Records for the task

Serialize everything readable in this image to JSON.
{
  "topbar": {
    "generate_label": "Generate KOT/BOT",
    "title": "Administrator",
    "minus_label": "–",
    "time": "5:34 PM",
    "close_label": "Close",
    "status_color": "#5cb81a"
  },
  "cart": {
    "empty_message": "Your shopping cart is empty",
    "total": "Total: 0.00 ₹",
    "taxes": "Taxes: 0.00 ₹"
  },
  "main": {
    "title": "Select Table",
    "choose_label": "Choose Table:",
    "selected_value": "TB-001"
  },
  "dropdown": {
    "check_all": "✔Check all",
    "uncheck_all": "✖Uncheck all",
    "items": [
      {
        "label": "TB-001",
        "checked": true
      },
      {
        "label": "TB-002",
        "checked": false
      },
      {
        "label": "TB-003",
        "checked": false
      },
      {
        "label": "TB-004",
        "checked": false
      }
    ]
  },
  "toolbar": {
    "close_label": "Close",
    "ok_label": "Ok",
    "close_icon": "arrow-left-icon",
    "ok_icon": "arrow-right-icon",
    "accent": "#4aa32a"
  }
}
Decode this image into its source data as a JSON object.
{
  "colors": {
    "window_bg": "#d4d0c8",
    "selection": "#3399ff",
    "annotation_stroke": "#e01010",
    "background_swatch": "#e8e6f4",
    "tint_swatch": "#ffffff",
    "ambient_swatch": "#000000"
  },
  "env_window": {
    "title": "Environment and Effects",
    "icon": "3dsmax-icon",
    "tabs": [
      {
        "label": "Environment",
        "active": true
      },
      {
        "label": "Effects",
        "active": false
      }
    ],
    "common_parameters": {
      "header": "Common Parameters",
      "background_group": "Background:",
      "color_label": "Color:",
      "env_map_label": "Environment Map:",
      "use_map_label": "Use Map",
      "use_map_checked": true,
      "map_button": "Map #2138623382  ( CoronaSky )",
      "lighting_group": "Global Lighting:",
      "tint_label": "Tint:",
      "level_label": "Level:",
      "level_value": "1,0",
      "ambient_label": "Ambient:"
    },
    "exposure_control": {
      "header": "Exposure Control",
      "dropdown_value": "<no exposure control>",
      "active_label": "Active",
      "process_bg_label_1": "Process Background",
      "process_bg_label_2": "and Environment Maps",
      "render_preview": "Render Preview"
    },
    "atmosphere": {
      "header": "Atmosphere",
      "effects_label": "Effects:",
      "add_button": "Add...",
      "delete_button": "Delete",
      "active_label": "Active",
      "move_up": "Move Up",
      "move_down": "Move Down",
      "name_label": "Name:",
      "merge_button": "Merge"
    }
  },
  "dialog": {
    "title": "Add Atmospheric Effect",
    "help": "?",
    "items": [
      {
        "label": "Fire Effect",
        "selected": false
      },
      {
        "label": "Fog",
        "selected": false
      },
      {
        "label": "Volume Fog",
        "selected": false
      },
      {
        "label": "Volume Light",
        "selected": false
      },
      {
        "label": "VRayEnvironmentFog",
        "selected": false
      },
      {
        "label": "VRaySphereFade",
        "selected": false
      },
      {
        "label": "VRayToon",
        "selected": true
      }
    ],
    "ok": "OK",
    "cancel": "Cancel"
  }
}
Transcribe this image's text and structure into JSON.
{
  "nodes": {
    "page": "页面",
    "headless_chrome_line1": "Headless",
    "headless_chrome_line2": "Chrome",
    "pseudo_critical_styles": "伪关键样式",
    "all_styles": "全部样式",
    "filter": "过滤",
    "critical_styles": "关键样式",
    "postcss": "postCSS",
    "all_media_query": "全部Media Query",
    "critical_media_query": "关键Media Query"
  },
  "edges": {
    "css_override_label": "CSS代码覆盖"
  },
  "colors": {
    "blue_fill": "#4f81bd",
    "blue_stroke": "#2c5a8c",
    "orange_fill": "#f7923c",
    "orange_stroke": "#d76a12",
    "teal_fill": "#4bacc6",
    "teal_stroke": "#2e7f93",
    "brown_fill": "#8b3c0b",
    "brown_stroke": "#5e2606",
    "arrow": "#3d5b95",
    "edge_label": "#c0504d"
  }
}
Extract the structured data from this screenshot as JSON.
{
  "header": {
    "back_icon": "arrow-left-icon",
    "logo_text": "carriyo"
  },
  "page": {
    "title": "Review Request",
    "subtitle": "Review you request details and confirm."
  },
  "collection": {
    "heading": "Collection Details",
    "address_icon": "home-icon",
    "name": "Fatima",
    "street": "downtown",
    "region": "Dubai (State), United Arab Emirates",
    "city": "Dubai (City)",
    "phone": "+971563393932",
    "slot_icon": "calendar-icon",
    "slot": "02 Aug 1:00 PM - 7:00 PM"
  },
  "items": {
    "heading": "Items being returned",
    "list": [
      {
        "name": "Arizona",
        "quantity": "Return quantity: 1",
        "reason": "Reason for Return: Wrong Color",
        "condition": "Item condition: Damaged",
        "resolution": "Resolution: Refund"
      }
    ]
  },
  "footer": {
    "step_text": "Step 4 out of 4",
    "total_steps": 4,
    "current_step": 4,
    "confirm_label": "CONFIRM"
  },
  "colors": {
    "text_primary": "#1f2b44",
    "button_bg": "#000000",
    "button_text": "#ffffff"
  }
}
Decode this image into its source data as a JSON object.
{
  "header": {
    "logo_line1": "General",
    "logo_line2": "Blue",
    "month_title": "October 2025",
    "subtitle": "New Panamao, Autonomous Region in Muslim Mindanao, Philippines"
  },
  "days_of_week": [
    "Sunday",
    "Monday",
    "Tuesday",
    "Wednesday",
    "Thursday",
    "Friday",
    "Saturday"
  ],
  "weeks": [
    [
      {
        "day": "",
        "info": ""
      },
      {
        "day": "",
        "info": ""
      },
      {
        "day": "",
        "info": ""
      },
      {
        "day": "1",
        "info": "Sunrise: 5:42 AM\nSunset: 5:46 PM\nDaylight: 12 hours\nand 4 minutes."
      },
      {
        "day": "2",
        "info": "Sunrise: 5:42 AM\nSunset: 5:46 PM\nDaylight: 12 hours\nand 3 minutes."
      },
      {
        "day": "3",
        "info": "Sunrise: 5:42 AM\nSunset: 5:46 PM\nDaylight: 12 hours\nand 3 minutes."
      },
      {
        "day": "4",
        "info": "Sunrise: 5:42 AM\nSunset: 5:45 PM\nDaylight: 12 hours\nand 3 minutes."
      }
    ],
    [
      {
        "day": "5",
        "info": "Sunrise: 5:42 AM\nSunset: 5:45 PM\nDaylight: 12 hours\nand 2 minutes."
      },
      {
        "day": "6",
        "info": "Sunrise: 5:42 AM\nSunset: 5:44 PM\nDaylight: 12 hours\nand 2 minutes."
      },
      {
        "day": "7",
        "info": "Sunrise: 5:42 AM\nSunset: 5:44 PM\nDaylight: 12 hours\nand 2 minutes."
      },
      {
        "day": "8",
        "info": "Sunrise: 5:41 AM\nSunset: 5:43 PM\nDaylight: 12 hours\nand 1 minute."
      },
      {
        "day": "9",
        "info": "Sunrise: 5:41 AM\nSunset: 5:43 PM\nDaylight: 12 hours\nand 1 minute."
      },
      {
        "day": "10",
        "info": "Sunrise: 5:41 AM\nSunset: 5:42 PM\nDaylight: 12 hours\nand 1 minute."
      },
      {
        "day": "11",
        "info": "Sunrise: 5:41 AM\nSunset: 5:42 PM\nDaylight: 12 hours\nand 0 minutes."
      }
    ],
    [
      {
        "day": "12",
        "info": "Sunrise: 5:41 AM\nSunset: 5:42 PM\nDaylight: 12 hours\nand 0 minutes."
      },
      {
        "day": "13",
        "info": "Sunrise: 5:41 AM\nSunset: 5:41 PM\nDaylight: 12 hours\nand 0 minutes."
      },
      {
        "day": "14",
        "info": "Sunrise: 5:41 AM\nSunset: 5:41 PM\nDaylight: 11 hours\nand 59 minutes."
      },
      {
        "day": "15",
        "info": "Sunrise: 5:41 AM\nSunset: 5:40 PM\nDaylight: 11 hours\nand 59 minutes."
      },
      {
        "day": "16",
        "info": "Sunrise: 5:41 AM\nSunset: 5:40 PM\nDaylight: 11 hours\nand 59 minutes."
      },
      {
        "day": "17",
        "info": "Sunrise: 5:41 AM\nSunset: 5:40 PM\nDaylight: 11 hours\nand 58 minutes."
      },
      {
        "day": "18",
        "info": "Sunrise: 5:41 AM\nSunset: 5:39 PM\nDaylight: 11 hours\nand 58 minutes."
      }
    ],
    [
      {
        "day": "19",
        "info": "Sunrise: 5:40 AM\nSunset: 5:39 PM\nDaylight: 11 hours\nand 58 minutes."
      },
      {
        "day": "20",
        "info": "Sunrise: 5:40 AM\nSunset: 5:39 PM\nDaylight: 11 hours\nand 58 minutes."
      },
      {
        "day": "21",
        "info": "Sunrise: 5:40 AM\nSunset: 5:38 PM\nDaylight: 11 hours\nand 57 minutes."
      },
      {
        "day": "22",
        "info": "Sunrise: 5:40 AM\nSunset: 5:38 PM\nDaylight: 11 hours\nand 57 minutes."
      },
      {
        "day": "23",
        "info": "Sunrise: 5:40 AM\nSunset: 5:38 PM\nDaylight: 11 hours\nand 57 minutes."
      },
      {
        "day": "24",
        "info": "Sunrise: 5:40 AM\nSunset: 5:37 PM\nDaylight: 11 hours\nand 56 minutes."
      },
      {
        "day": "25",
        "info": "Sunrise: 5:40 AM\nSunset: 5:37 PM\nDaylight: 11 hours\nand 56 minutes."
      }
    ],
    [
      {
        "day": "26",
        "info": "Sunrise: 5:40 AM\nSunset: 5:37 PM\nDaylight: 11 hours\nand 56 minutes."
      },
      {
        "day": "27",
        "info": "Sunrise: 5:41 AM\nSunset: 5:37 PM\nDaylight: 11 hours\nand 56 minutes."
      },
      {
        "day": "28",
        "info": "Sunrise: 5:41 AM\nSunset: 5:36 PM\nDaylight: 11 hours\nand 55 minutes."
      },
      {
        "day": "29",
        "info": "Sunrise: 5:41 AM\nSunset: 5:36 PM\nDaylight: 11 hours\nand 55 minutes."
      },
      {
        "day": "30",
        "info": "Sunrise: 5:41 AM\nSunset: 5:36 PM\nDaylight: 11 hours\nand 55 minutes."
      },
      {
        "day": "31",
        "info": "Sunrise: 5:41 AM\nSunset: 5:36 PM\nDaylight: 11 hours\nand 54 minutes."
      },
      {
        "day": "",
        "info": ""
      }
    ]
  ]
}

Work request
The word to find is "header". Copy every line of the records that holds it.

Answer for this exercise
      "header": "Common Parameters",
      "header": "Exposure Control",
      "header": "Atmosphere",
  "header": {
  "header": {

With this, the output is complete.